_What to work on:_
Only lines with the word "title" are needed; collect each of them from the listing below.
━━━━━━━━━━━━━━━━
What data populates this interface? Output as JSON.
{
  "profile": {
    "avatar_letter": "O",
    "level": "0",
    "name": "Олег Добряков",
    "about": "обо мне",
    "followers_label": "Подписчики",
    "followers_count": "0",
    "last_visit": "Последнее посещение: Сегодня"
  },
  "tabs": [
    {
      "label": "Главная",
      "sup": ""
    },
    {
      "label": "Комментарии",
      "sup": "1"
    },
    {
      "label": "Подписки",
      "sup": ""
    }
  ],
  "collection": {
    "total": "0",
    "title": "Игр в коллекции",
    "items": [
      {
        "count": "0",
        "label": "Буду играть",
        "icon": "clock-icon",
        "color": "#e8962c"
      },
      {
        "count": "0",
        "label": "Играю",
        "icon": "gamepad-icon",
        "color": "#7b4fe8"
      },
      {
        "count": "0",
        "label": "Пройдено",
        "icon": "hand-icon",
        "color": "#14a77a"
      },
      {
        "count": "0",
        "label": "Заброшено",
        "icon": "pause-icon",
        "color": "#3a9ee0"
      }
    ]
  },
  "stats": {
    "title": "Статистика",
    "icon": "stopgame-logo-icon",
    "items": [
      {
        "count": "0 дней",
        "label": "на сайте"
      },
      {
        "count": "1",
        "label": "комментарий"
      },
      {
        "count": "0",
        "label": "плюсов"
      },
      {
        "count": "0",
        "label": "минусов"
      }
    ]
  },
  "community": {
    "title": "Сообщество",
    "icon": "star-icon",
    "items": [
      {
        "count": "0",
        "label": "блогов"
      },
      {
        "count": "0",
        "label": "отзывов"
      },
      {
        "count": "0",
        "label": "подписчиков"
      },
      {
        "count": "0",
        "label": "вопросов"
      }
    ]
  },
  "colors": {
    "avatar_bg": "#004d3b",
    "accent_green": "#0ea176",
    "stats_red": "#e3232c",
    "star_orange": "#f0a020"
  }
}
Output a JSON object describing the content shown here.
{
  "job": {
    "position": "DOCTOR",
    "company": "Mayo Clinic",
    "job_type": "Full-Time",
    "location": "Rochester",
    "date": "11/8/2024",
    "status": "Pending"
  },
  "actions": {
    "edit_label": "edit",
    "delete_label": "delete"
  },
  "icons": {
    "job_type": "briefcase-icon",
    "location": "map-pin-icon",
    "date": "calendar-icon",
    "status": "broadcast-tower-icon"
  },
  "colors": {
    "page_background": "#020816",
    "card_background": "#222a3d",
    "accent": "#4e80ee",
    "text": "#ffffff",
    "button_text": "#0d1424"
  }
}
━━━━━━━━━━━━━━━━
_Reply to the exercise:_
    "title": "Игр в коллекции",
    "title": "Статистика",
    "title": "Сообщество",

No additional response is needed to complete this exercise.